Secondly, It is proper to observe, that even in this sense of our country, that love of it which is our duty, does not imply any conviction of the superior value of it to other countries, or any particular preference of its laws and constitution of government. Were this implied, the love of their country would be the duty of only a very small part of mankind; for there are few countries that enjoy the advantage of laws and governments which deserve to be preferred. To found, therefore, this duty on such a preference, would be to found it on error and delusion. It is however a common delusion. There is the same partiality in countries, to themselves, that there is in individuals. All our attachments should be accompanied, as far as possible, with right opinions. We are too apt to confine wisdom and virtue within the circle of our own acquaintance and party. Our friends, our country, and, in short, every thing related to us, we are disposed to overvalue. A wise man will guard himself against this delusion. He will study to think of all things as they are, and not suffer any partial affections to blind his understanding. In other families there may be as much worth as in our own. In other circles of friends there may be as much wisdom; and in other countries as much of all that deserves esteem; but, notwithstanding this, our obligation to love our own families, friends, and country, and to seek, in the first place, their good, will remain the same.

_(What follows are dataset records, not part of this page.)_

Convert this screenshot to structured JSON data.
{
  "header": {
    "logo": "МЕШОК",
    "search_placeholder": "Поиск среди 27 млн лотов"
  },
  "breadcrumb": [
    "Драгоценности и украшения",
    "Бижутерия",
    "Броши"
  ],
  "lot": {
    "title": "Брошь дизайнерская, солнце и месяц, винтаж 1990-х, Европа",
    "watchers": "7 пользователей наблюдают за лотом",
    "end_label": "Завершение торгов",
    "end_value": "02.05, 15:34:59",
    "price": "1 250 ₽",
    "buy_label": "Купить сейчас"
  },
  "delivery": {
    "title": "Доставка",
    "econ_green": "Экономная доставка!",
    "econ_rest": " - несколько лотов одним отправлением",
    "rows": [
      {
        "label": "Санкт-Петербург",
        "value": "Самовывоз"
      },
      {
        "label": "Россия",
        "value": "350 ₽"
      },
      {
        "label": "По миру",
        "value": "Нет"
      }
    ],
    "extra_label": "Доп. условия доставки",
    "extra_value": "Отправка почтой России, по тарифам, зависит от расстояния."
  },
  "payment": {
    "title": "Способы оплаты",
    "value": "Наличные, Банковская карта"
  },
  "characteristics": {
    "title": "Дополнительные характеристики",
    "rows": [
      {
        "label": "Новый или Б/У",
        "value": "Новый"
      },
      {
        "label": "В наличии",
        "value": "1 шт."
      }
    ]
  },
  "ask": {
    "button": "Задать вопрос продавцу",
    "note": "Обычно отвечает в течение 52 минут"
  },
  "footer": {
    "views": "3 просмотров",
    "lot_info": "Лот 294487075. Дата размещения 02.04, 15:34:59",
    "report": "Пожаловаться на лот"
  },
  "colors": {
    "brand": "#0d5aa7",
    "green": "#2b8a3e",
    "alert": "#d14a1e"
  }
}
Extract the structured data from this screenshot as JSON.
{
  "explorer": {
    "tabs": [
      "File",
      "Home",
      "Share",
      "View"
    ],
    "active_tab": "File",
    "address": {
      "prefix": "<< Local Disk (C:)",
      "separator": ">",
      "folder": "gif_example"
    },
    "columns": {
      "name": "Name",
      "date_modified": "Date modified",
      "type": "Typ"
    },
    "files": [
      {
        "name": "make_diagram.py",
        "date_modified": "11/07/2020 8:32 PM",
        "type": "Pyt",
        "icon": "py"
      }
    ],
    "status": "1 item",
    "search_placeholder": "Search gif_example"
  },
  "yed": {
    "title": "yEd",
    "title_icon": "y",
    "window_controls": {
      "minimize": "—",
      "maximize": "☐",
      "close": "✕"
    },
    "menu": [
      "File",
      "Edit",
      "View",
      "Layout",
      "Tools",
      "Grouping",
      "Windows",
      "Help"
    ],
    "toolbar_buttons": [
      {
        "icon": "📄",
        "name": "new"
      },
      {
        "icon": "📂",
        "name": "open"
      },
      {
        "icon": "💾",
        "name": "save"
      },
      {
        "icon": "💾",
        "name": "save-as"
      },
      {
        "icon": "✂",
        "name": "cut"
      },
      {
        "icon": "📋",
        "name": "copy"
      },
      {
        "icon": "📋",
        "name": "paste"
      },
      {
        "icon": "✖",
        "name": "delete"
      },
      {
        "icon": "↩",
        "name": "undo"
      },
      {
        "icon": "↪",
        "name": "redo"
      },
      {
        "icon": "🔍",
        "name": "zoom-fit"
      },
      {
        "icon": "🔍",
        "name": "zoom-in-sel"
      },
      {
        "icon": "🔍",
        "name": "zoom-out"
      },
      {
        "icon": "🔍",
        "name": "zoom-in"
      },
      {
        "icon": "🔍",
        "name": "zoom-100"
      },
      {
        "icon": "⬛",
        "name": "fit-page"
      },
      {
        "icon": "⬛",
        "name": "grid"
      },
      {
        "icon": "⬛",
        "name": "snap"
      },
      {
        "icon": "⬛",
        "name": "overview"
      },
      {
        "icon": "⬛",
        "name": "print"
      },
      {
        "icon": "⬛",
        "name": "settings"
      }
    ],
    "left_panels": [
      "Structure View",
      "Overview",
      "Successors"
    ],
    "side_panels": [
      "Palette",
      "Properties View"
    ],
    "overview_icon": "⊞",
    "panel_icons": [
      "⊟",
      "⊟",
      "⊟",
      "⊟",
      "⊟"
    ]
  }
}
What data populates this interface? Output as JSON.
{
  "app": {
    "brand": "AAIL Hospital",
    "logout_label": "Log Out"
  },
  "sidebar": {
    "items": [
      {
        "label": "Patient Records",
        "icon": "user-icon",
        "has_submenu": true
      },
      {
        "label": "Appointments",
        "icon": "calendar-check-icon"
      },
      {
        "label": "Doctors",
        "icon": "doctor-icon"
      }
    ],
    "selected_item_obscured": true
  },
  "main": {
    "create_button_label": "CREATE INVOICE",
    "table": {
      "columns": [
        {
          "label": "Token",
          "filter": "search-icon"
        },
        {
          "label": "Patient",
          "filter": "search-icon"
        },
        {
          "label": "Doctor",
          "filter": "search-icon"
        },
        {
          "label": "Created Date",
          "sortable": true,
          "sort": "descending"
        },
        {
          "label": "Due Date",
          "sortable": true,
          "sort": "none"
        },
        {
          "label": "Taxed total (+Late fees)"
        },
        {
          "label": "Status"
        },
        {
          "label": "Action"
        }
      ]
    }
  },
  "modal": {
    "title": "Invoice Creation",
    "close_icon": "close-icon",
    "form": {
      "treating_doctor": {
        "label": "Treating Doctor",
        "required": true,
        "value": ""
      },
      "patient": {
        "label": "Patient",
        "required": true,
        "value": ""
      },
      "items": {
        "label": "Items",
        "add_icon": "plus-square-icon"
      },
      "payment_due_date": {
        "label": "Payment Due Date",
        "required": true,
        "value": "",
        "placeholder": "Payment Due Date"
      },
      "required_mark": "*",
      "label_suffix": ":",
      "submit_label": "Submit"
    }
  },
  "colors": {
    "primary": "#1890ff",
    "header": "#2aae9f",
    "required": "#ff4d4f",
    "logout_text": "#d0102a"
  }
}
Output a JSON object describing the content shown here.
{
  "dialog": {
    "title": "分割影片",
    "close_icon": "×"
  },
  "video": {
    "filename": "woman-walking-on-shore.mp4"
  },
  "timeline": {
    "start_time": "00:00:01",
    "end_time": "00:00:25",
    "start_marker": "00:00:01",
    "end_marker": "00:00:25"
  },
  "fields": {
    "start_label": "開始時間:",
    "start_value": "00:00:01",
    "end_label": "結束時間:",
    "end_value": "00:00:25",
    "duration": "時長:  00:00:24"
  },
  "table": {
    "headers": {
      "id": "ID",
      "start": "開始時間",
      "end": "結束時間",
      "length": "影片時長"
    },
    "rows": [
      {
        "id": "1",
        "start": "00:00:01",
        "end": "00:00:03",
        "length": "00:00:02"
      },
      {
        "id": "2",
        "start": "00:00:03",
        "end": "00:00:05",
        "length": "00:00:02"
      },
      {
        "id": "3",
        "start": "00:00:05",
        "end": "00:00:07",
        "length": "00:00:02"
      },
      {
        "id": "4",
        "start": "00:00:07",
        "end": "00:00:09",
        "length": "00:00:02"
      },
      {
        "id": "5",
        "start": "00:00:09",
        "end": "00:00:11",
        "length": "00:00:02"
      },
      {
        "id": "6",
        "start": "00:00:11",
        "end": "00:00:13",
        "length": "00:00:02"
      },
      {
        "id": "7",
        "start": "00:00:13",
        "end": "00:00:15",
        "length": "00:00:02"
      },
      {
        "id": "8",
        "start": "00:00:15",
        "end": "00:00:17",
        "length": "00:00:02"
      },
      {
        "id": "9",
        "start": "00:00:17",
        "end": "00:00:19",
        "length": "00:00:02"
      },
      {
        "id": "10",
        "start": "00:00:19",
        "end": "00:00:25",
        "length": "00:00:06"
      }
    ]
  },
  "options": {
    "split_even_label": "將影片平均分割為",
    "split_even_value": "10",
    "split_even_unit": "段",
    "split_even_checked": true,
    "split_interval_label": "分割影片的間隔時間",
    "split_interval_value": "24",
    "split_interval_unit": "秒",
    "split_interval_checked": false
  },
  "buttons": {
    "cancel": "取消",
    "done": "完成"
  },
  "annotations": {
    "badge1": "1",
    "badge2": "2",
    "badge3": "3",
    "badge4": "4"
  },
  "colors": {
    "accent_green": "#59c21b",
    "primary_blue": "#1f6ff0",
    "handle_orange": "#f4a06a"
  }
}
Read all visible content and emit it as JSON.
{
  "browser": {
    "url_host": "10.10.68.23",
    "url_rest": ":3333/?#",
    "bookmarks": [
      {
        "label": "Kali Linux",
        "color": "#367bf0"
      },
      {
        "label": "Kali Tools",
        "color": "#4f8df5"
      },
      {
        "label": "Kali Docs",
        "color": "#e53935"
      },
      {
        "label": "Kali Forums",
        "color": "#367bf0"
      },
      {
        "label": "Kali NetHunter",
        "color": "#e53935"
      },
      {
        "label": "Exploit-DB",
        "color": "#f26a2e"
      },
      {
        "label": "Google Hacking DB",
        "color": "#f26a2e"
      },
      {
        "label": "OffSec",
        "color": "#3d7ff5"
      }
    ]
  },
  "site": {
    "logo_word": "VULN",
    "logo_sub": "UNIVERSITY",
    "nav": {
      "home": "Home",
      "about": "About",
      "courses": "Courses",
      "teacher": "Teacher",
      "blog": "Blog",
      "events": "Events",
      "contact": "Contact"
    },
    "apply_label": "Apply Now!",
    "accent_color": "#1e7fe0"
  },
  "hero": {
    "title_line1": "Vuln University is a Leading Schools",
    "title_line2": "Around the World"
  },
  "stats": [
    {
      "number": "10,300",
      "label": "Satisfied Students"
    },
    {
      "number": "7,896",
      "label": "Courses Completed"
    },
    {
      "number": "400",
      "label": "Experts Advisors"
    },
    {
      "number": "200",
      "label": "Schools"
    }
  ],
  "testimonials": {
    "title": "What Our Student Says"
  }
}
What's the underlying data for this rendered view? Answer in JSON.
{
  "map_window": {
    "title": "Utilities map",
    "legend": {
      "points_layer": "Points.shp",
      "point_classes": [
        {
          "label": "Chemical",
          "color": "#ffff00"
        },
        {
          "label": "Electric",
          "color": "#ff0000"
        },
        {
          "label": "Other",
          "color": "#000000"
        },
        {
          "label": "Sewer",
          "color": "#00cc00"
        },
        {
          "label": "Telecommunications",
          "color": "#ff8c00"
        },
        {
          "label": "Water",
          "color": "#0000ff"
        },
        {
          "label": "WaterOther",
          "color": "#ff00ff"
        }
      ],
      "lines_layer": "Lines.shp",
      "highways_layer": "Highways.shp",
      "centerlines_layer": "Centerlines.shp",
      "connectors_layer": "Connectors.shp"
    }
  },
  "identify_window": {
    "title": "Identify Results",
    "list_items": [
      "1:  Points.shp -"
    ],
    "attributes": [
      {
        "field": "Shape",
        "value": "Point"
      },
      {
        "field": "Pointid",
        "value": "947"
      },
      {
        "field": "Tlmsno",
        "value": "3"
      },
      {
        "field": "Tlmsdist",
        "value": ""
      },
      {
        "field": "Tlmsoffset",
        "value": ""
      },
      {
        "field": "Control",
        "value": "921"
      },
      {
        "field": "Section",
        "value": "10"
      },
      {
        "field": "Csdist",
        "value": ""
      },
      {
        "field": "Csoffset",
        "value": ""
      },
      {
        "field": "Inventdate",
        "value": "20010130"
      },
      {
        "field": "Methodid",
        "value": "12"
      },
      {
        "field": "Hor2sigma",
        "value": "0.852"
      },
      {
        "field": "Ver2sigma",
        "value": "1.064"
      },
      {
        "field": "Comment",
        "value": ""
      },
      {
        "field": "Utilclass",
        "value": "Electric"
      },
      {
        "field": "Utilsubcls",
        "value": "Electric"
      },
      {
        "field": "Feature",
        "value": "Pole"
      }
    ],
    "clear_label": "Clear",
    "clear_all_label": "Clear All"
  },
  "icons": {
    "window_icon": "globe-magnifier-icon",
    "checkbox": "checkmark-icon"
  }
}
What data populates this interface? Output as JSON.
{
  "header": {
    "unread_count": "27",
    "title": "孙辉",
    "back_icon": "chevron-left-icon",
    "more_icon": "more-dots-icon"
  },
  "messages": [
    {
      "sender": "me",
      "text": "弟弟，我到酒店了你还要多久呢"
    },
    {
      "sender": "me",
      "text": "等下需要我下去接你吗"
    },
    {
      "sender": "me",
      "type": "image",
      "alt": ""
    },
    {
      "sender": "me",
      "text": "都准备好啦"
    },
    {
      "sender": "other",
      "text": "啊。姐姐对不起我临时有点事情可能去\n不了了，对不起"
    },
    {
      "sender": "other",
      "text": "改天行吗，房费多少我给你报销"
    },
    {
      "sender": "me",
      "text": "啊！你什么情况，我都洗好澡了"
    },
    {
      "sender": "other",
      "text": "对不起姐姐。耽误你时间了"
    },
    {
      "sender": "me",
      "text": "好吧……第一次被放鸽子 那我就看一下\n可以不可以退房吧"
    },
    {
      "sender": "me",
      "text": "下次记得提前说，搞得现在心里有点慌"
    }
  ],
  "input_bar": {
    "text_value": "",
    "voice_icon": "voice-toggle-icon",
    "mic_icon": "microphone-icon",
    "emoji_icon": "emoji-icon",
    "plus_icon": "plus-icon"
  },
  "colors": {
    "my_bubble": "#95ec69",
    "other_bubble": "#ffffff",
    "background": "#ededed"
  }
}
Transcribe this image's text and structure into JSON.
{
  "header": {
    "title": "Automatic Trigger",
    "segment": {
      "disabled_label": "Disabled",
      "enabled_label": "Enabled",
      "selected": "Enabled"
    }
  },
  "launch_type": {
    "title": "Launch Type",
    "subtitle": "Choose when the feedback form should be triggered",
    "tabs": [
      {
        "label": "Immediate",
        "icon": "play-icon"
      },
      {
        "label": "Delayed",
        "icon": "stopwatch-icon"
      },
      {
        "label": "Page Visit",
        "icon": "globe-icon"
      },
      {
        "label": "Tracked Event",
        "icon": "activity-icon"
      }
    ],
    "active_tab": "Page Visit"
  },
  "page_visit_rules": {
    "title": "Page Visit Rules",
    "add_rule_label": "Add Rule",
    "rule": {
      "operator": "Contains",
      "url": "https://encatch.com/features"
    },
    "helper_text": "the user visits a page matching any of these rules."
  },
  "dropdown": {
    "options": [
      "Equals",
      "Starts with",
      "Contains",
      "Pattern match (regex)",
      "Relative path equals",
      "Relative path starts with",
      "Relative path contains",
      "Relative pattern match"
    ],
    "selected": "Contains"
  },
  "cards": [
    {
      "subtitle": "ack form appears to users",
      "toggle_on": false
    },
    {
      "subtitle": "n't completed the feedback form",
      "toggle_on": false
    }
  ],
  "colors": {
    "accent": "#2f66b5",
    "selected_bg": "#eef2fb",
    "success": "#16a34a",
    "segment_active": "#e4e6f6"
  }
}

Thirdly, It is proper I should desire you particularly to distinguish between the love of our country and that spirit of rivalship and ambition which has been common among nations. What has the love of their country hitherto been among mankind? What has it been but a love of domination; a desire of conquest, and a thirst for grandeur and glory, by extending territory, and enslaving surrounding countries? What has it been but a blind and narrow principle, producing in every country a contempt of other countries, and forming men into combinations and factions against their common rights and liberties? This is the principle that has been too often cried up as a virtue of the first rank: a principle of the same kind with that which governs clans of Indians, or tribes of Arabs, and leads them out to plunder and massacre. As most of the evils which have taken place in private life, and among individuals, have been occasioned by the desire of private interest overcoming the public affections; so most of the evils which have taken place among bodies of men have been occasioned by the desire of their own interest overcoming the principle of universal benevolence: and leading them to attack one another?s territories, to encroach on one another’s rights, and to endeavour to build their own advancement on the degradation of all within the reach of their power?what was the love of their country among the Jews, but a wretched partiality to themselves, and a proud contempt of all other nations? What was the love of their country among the old Romans? We have heard much of it; but I cannot hesitate in saying that, however great it appeared in some of its exertions, it was, in general, no better than a principle holding together a band of robbers in their attempts to crush all liberty but their own. What is now the love of his country in a Spaniard, a Turk, or a Russian? Can it be considered as any thing better than a passion for slavery, or a blind attachment to a spot where he enjoys no rights, and is disposed of as if he was a beast?

[More works by Richard Price (1723 – 1791)]